(Excerpts from a dataset)
■ ■ ■

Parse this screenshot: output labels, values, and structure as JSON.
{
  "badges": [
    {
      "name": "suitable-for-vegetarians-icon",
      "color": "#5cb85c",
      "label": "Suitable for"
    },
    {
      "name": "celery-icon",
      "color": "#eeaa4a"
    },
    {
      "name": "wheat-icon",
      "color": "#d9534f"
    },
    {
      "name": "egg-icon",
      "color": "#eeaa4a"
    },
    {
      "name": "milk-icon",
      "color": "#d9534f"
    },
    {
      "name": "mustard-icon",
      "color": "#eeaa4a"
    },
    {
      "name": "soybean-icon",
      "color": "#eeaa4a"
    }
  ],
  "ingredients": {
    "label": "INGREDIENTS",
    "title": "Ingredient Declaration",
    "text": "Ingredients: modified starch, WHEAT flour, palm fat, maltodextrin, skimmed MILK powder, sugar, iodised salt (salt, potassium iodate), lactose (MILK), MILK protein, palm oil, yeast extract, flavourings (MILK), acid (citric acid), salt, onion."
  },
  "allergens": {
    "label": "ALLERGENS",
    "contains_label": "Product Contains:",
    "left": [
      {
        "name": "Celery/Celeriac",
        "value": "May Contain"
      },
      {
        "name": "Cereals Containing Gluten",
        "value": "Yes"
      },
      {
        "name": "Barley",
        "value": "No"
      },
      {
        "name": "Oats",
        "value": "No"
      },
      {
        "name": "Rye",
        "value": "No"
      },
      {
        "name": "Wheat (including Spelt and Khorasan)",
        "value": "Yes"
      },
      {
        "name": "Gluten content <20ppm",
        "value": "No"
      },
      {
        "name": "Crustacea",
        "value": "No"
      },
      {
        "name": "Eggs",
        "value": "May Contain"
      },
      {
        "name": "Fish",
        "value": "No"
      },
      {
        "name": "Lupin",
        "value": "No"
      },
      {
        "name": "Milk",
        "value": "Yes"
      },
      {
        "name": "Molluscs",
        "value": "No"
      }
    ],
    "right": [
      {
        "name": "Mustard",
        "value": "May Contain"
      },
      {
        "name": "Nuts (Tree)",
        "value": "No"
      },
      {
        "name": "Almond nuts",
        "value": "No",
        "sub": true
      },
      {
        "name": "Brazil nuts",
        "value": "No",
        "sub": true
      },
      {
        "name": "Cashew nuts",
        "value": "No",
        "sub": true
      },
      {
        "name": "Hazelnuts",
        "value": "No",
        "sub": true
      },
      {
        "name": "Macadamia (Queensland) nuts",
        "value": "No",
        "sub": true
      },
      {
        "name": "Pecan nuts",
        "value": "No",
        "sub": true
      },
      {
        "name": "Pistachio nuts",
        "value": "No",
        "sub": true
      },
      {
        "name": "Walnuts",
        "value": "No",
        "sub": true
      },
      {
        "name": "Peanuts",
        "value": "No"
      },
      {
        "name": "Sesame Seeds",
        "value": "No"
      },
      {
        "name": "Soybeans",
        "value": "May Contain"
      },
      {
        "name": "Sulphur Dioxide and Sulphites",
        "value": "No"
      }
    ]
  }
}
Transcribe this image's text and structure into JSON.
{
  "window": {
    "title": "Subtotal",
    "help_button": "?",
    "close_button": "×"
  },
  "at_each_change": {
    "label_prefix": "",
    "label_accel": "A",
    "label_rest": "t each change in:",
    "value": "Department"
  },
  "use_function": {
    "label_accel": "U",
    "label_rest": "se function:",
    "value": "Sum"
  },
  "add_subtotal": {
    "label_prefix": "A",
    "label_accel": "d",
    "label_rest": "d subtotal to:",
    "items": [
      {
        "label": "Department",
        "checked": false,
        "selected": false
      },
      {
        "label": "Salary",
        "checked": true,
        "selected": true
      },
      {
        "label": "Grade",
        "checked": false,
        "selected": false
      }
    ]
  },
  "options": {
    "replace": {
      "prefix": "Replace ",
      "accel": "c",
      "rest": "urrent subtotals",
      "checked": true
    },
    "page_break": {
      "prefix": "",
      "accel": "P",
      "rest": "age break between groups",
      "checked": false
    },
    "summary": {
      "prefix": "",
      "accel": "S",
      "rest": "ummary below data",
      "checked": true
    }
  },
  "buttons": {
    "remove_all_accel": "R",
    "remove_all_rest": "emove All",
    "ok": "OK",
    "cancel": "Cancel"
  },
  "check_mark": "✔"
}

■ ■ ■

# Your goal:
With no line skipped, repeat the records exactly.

# Finished task:
Parse this screenshot: output labels, values, and structure as JSON.
{
  "badges": [
    {
      "name": "suitable-for-vegetarians-icon",
      "color": "#5cb85c",
      "label": "Suitable for"
    },
    {
      "name": "celery-icon",
      "color": "#eeaa4a"
    },
    {
      "name": "wheat-icon",
      "color": "#d9534f"
    },
    {
      "name": "egg-icon",
      "color": "#eeaa4a"
    },
    {
      "name": "milk-icon",
      "color": "#d9534f"
    },
    {
      "name": "mustard-icon",
      "color": "#eeaa4a"
    },
    {
      "name": "soybean-icon",
      "color": "#eeaa4a"
    }
  ],
  "ingredients": {
    "label": "INGREDIENTS",
    "title": "Ingredient Declaration",
    "text": "Ingredients: modified starch, WHEAT flour, palm fat, maltodextrin, skimmed MILK powder, sugar, iodised salt (salt, potassium iodate), lactose (MILK), MILK protein, palm oil, yeast extract, flavourings (MILK), acid (citric acid), salt, onion."
  },
  "allergens": {
    "label": "ALLERGENS",
    "contains_label": "Product Contains:",
    "left": [
      {
        "name": "Celery/Celeriac",
        "value": "May Contain"
      },
      {
        "name": "Cereals Containing Gluten",
        "value": "Yes"
      },
      {
        "name": "Barley",
        "value": "No"
      },
      {
        "name": "Oats",
        "value": "No"
      },
      {
        "name": "Rye",
        "value": "No"
      },
      {
        "name": "Wheat (including Spelt and Khorasan)",
        "value": "Yes"
      },
      {
        "name": "Gluten content <20ppm",
        "value": "No"
      },
      {
        "name": "Crustacea",
        "value": "No"
      },
      {
        "name": "Eggs",
        "value": "May Contain"
      },
      {
        "name": "Fish",
        "value": "No"
      },
      {
        "name": "Lupin",
        "value": "No"
      },
      {
        "name": "Milk",
        "value": "Yes"
      },
      {
        "name": "Molluscs",
        "value": "No"
      }
    ],
    "right": [
      {
        "name": "Mustard",
        "value": "May Contain"
      },
      {
        "name": "Nuts (Tree)",
        "value": "No"
      },
      {
        "name": "Almond nuts",
        "value": "No",
        "sub": true
      },
      {
        "name": "Brazil nuts",
        "value": "No",
        "sub": true
      },
      {
        "name": "Cashew nuts",
        "value": "No",
        "sub": true
      },
      {
        "name": "Hazelnuts",
        "value": "No",
        "sub": true
      },
      {
        "name": "Macadamia (Queensland) nuts",
        "value": "No",
        "sub": true
      },
      {
        "name": "Pecan nuts",
        "value": "No",
        "sub": true
      },
      {
        "name": "Pistachio nuts",
        "value": "No",
        "sub": true
      },
      {
        "name": "Walnuts",
        "value": "No",
        "sub": true
      },
      {
        "name": "Peanuts",
        "value": "No"
      },
      {
        "name": "Sesame Seeds",
        "value": "No"
      },
      {
        "name": "Soybeans",
        "value": "May Contain"
      },
      {
        "name": "Sulphur Dioxide and Sulphites",
        "value": "No"
      }
    ]
  }
}
Transcribe this image's text and structure into JSON.
{
  "window": {
    "title": "Subtotal",
    "help_button": "?",
    "close_button": "×"
  },
  "at_each_change": {
    "label_prefix": "",
    "label_accel": "A",
    "label_rest": "t each change in:",
    "value": "Department"
  },
  "use_function": {
    "label_accel": "U",
    "label_rest": "se function:",
    "value": "Sum"
  },
  "add_subtotal": {
    "label_prefix": "A",
    "label_accel": "d",
    "label_rest": "d subtotal to:",
    "items": [
      {
        "label": "Department",
        "checked": false,
        "selected": false
      },
      {
        "label": "Salary",
        "checked": true,
        "selected": true
      },
      {
        "label": "Grade",
        "checked": false,
        "selected": false
      }
    ]
  },
  "options": {
    "replace": {
      "prefix": "Replace ",
      "accel": "c",
      "rest": "urrent subtotals",
      "checked": true
    },
    "page_break": {
      "prefix": "",
      "accel": "P",
      "rest": "age break between groups",
      "checked": false
    },
    "summary": {
      "prefix": "",
      "accel": "S",
      "rest": "ummary below data",
      "checked": true
    }
  },
  "buttons": {
    "remove_all_accel": "R",
    "remove_all_rest": "emove All",
    "ok": "OK",
    "cancel": "Cancel"
  },
  "check_mark": "✔"
}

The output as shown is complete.